# EXERCISE BRIEF
A verbatim copy of the data below is the required output.
━━━━━━
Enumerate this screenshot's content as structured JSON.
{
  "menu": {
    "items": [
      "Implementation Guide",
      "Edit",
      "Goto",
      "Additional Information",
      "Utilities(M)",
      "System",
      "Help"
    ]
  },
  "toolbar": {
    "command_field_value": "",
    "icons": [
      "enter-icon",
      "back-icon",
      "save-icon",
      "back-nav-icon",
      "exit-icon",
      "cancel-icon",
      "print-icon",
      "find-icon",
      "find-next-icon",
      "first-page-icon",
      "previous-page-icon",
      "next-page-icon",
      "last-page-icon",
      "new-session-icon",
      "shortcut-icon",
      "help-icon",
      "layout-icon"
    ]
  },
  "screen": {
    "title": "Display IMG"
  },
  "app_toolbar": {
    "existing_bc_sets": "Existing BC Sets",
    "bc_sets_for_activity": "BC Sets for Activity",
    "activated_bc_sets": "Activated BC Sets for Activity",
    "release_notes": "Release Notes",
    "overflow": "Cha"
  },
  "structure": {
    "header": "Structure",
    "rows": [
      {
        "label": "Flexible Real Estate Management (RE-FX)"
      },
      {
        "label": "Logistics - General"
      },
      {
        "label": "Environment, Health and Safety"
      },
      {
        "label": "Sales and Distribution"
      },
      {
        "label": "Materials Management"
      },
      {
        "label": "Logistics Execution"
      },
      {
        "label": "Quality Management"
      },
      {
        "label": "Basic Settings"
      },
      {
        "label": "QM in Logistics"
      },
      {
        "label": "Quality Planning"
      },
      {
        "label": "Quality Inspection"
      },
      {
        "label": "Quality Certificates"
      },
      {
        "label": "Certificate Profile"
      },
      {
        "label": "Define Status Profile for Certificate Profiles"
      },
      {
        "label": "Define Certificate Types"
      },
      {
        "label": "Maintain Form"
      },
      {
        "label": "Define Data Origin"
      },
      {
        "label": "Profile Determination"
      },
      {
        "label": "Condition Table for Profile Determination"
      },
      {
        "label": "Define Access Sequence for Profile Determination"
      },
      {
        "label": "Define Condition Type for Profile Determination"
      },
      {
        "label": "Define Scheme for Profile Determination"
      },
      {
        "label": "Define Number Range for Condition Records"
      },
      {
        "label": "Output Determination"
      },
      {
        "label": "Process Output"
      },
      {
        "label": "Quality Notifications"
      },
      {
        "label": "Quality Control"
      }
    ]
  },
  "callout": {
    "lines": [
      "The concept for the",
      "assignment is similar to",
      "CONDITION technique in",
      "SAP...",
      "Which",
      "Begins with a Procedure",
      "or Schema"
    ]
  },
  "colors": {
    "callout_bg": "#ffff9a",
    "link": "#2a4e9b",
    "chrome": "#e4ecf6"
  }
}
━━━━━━
# ANSWER SECTION
Enumerate this screenshot's content as structured JSON.
{
  "menu": {
    "items": [
      "Implementation Guide",
      "Edit",
      "Goto",
      "Additional Information",
      "Utilities(M)",
      "System",
      "Help"
    ]
  },
  "toolbar": {
    "command_field_value": "",
    "icons": [
      "enter-icon",
      "back-icon",
      "save-icon",
      "back-nav-icon",
      "exit-icon",
      "cancel-icon",
      "print-icon",
      "find-icon",
      "find-next-icon",
      "first-page-icon",
      "previous-page-icon",
      "next-page-icon",
      "last-page-icon",
      "new-session-icon",
      "shortcut-icon",
      "help-icon",
      "layout-icon"
    ]
  },
  "screen": {
    "title": "Display IMG"
  },
  "app_toolbar": {
    "existing_bc_sets": "Existing BC Sets",
    "bc_sets_for_activity": "BC Sets for Activity",
    "activated_bc_sets": "Activated BC Sets for Activity",
    "release_notes": "Release Notes",
    "overflow": "Cha"
  },
  "structure": {
    "header": "Structure",
    "rows": [
      {
        "label": "Flexible Real Estate Management (RE-FX)"
      },
      {
        "label": "Logistics - General"
      },
      {
        "label": "Environment, Health and Safety"
      },
      {
        "label": "Sales and Distribution"
      },
      {
        "label": "Materials Management"
      },
      {
        "label": "Logistics Execution"
      },
      {
        "label": "Quality Management"
      },
      {
        "label": "Basic Settings"
      },
      {
        "label": "QM in Logistics"
      },
      {
        "label": "Quality Planning"
      },
      {
        "label": "Quality Inspection"
      },
      {
        "label": "Quality Certificates"
      },
      {
        "label": "Certificate Profile"
      },
      {
        "label": "Define Status Profile for Certificate Profiles"
      },
      {
        "label": "Define Certificate Types"
      },
      {
        "label": "Maintain Form"
      },
      {
        "label": "Define Data Origin"
      },
      {
        "label": "Profile Determination"
      },
      {
        "label": "Condition Table for Profile Determination"
      },
      {
        "label": "Define Access Sequence for Profile Determination"
      },
      {
        "label": "Define Condition Type for Profile Determination"
      },
      {
        "label": "Define Scheme for Profile Determination"
      },
      {
        "label": "Define Number Range for Condition Records"
      },
      {
        "label": "Output Determination"
      },
      {
        "label": "Process Output"
      },
      {
        "label": "Quality Notifications"
      },
      {
        "label": "Quality Control"
      }
    ]
  },
  "callout": {
    "lines": [
      "The concept for the",
      "assignment is similar to",
      "CONDITION technique in",
      "SAP...",
      "Which",
      "Begins with a Procedure",
      "or Schema"
    ]
  },
  "colors": {
    "callout_bg": "#ffff9a",
    "link": "#2a4e9b",
    "chrome": "#e4ecf6"
  }
}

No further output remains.